** Opening SOURCE DATA block **

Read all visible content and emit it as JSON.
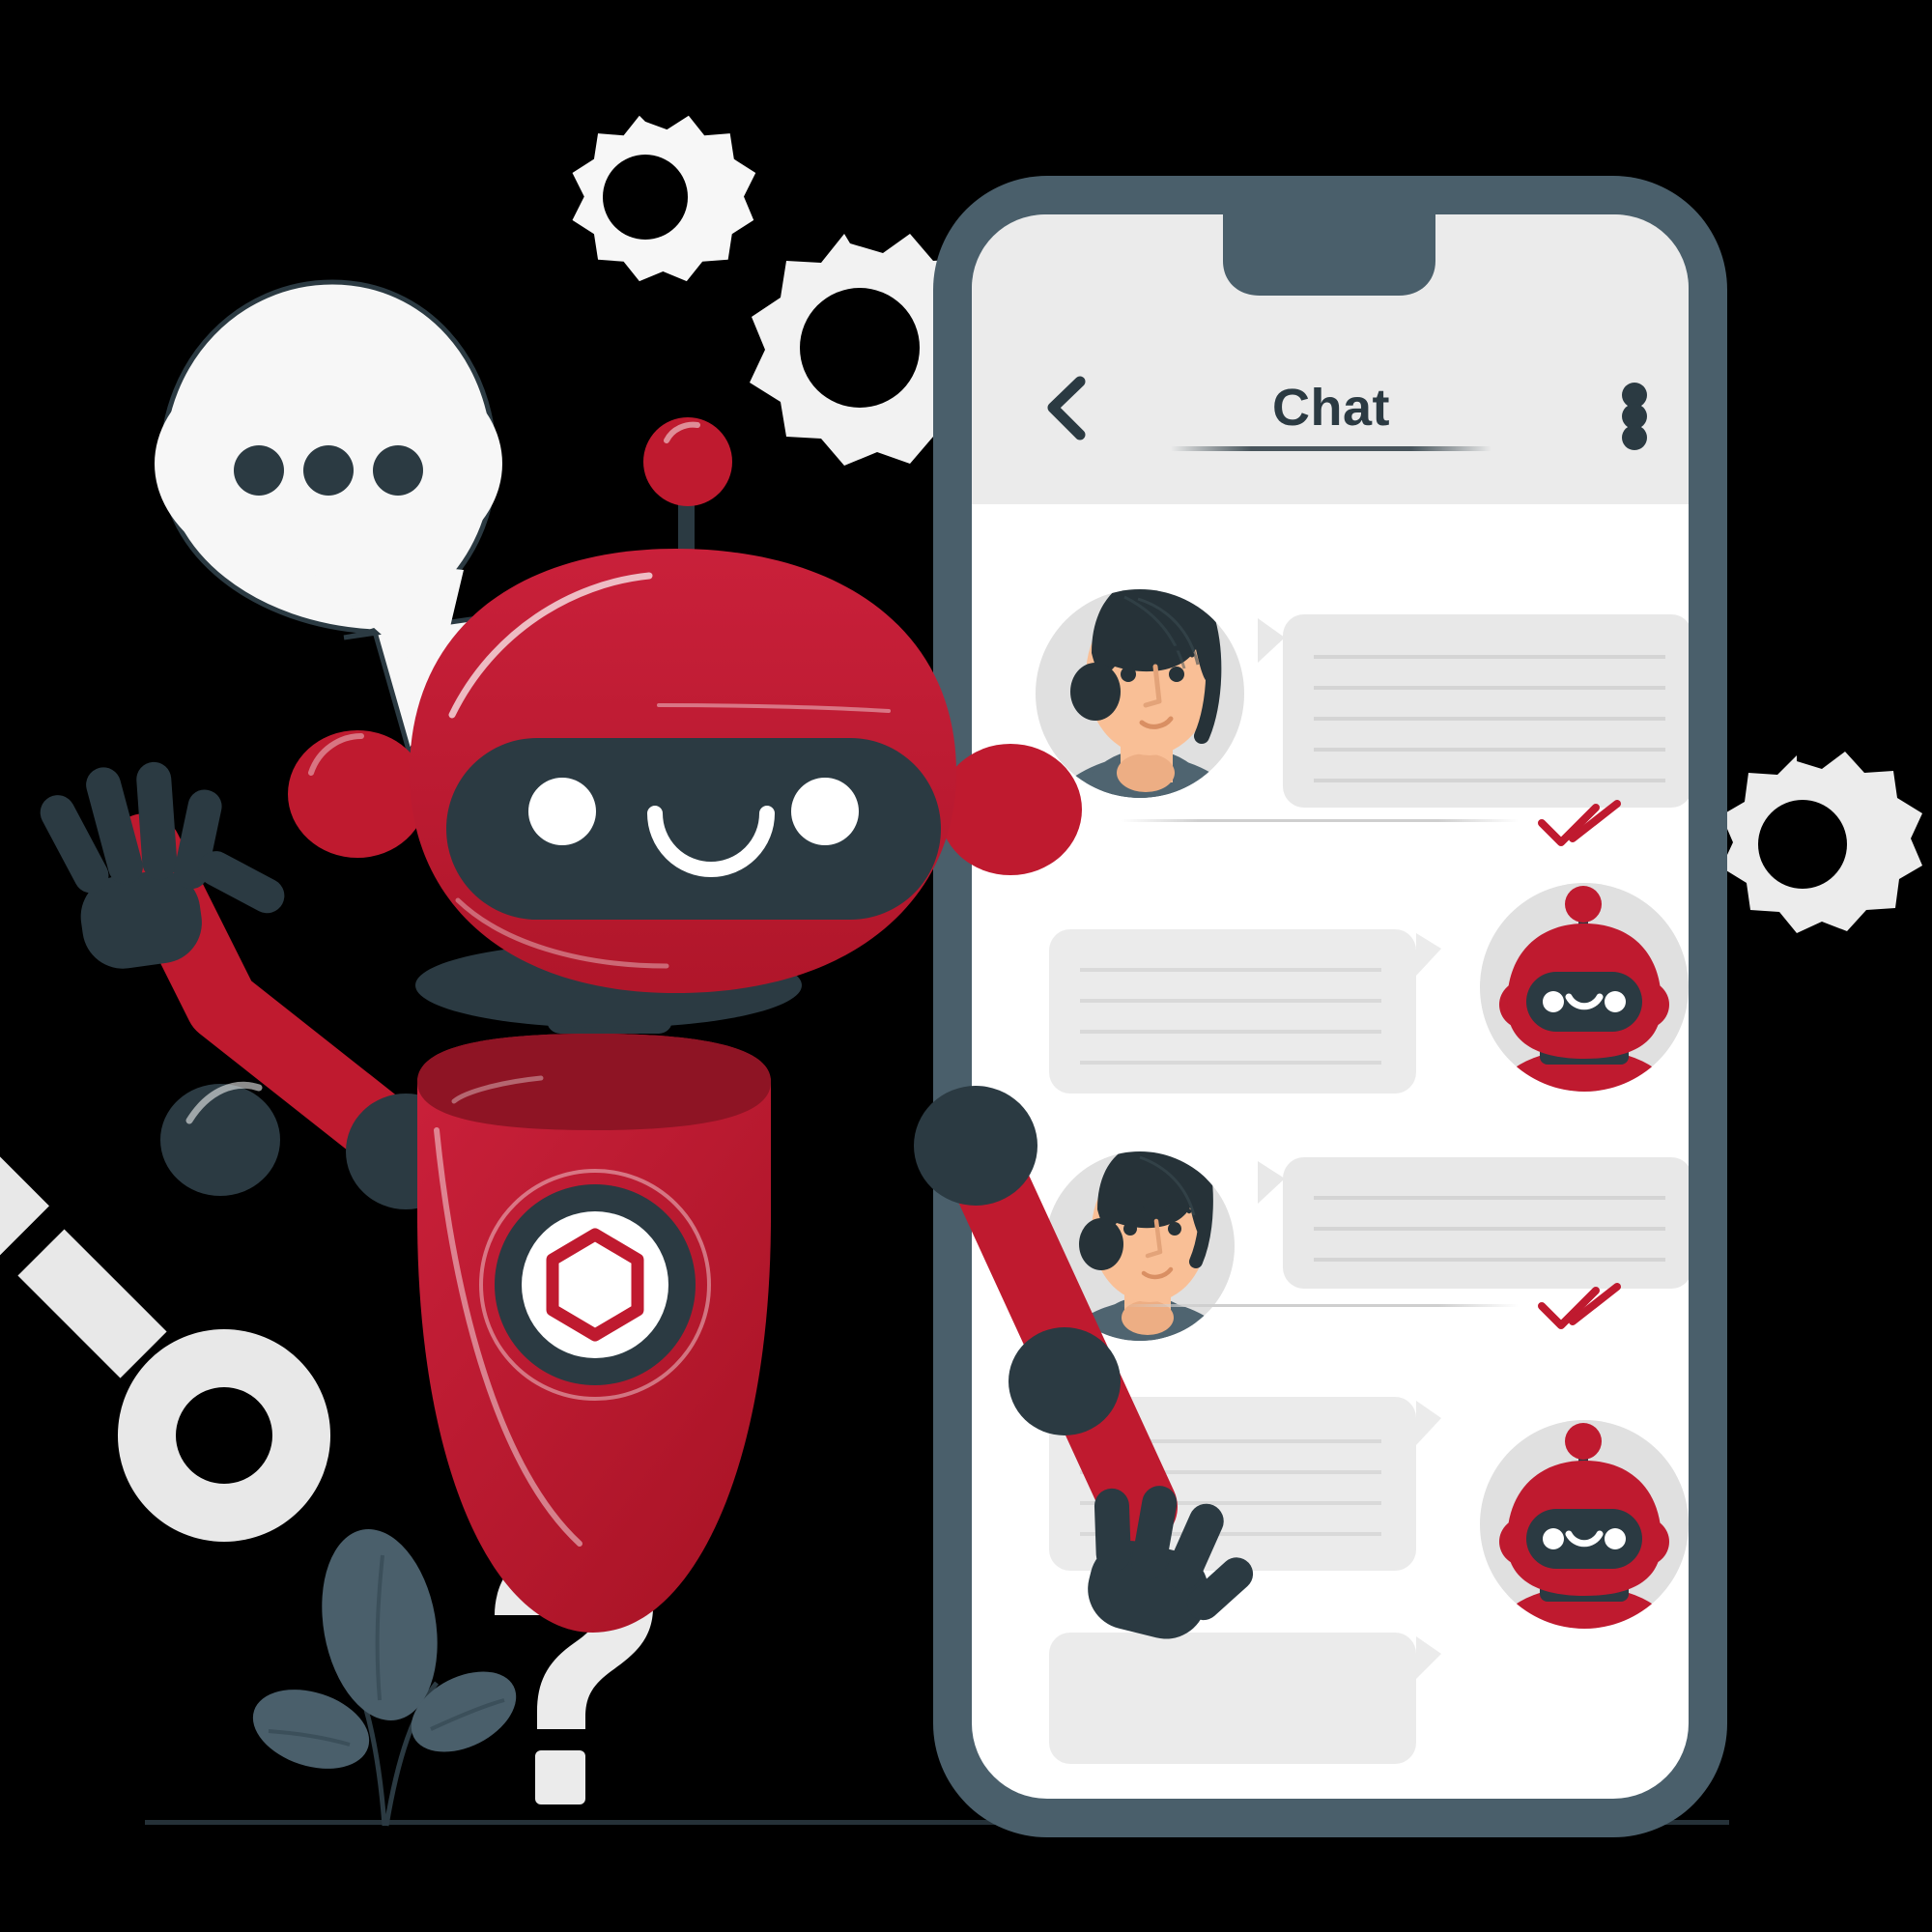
{
  "scene": {
    "title": "Chatbot illustration",
    "background_color": "#000000",
    "palette": {
      "red": "#bf1a2f",
      "red_dark": "#8e1424",
      "red_light": "#c9203a",
      "slate": "#2b3a42",
      "slate_mid": "#4a5f6b",
      "grey_light": "#ebebeb",
      "grey_bubble": "#e8e8e8",
      "grey_line": "#dddddd",
      "white": "#ffffff",
      "off_white": "#f7f7f7",
      "skin": "#f9bf96",
      "hair": "#263238",
      "shirt": "#4f6470",
      "accent_check": "#bf1a2f"
    }
  },
  "phone": {
    "frame_color": "#4a5f6b",
    "screen_color": "#ffffff",
    "header": {
      "background": "#ebebeb",
      "back_icon": "chevron-left-icon",
      "title": "Chat",
      "menu_icon": "kebab-menu-icon"
    },
    "messages": [
      {
        "id": "msg-1",
        "side": "left",
        "sender": "user",
        "avatar": "woman-avatar",
        "bubble_lines": 6,
        "receipt": "double-check",
        "receipt_color": "#bf1a2f"
      },
      {
        "id": "msg-2",
        "side": "right",
        "sender": "bot",
        "avatar": "robot-avatar",
        "bubble_lines": 4,
        "receipt": "none",
        "receipt_color": ""
      },
      {
        "id": "msg-3",
        "side": "left",
        "sender": "user",
        "avatar": "woman-avatar",
        "bubble_lines": 3,
        "receipt": "double-check",
        "receipt_color": "#bf1a2f"
      },
      {
        "id": "msg-4",
        "side": "right",
        "sender": "bot",
        "avatar": "robot-avatar",
        "bubble_lines": 4,
        "receipt": "none",
        "receipt_color": ""
      },
      {
        "id": "msg-5",
        "side": "right",
        "sender": "bot",
        "avatar": "none",
        "bubble_lines": 1,
        "receipt": "none",
        "receipt_color": ""
      }
    ]
  },
  "robot": {
    "name": "main-robot",
    "body_color": "#bf1a2f",
    "visor_color": "#2b3a42",
    "eye_color": "#ffffff",
    "antenna_ball_color": "#bf1a2f",
    "emblem": {
      "ring_color": "#2b3a42",
      "center_color": "#ffffff",
      "hexagon_color": "#bf1a2f"
    },
    "hand_color": "#2b3a42"
  },
  "decorations": [
    {
      "name": "speech-bubble-typing",
      "dots": 3,
      "color": "#f7f7f7",
      "dot_color": "#2b3a42"
    },
    {
      "name": "gear-large-top",
      "color": "#f2f2f2"
    },
    {
      "name": "gear-small-top",
      "color": "#f7f7f7"
    },
    {
      "name": "gear-right",
      "color": "#ececec"
    },
    {
      "name": "magnifier-icon",
      "color": "#e8e8e8"
    },
    {
      "name": "question-mark-icon",
      "color": "#ebebeb"
    },
    {
      "name": "plant-sprig",
      "color": "#4a5f6b"
    },
    {
      "name": "ground-shadow",
      "color": "#2b3a42"
    }
  ]
}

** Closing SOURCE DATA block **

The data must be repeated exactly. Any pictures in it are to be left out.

Read all visible content and emit it as JSON.
{
  "scene": {
    "title": "Chatbot illustration",
    "background_color": "#000000",
    "palette": {
      "red": "#bf1a2f",
      "red_dark": "#8e1424",
      "red_light": "#c9203a",
      "slate": "#2b3a42",
      "slate_mid": "#4a5f6b",
      "grey_light": "#ebebeb",
      "grey_bubble": "#e8e8e8",
      "grey_line": "#dddddd",
      "white": "#ffffff",
      "off_white": "#f7f7f7",
      "skin": "#f9bf96",
      "hair": "#263238",
      "shirt": "#4f6470",
      "accent_check": "#bf1a2f"
    }
  },
  "phone": {
    "frame_color": "#4a5f6b",
    "screen_color": "#ffffff",
    "header": {
      "background": "#ebebeb",
      "back_icon": "chevron-left-icon",
      "title": "Chat",
      "menu_icon": "kebab-menu-icon"
    },
    "messages": [
      {
        "id": "msg-1",
        "side": "left",
        "sender": "user",
        "avatar": "woman-avatar",
        "bubble_lines": 6,
        "receipt": "double-check",
        "receipt_color": "#bf1a2f"
      },
      {
        "id": "msg-2",
        "side": "right",
        "sender": "bot",
        "avatar": "robot-avatar",
        "bubble_lines": 4,
        "receipt": "none",
        "receipt_color": ""
      },
      {
        "id": "msg-3",
        "side": "left",
        "sender": "user",
        "avatar": "woman-avatar",
        "bubble_lines": 3,
        "receipt": "double-check",
        "receipt_color": "#bf1a2f"
      },
      {
        "id": "msg-4",
        "side": "right",
        "sender": "bot",
        "avatar": "robot-avatar",
        "bubble_lines": 4,
        "receipt": "none",
        "receipt_color": ""
      },
      {
        "id": "msg-5",
        "side": "right",
        "sender": "bot",
        "avatar": "none",
        "bubble_lines": 1,
        "receipt": "none",
        "receipt_color": ""
      }
    ]
  },
  "robot": {
    "name": "main-robot",
    "body_color": "#bf1a2f",
    "visor_color": "#2b3a42",
    "eye_color": "#ffffff",
    "antenna_ball_color": "#bf1a2f",
    "emblem": {
      "ring_color": "#2b3a42",
      "center_color": "#ffffff",
      "hexagon_color": "#bf1a2f"
    },
    "hand_color": "#2b3a42"
  },
  "decorations": [
    {
      "name": "speech-bubble-typing",
      "dots": 3,
      "color": "#f7f7f7",
      "dot_color": "#2b3a42"
    },
    {
      "name": "gear-large-top",
      "color": "#f2f2f2"
    },
    {
      "name": "gear-small-top",
      "color": "#f7f7f7"
    },
    {
      "name": "gear-right",
      "color": "#ececec"
    },
    {
      "name": "magnifier-icon",
      "color": "#e8e8e8"
    },
    {
      "name": "question-mark-icon",
      "color": "#ebebeb"
    },
    {
      "name": "plant-sprig",
      "color": "#4a5f6b"
    },
    {
      "name": "ground-shadow",
      "color": "#2b3a42"
    }
  ]
}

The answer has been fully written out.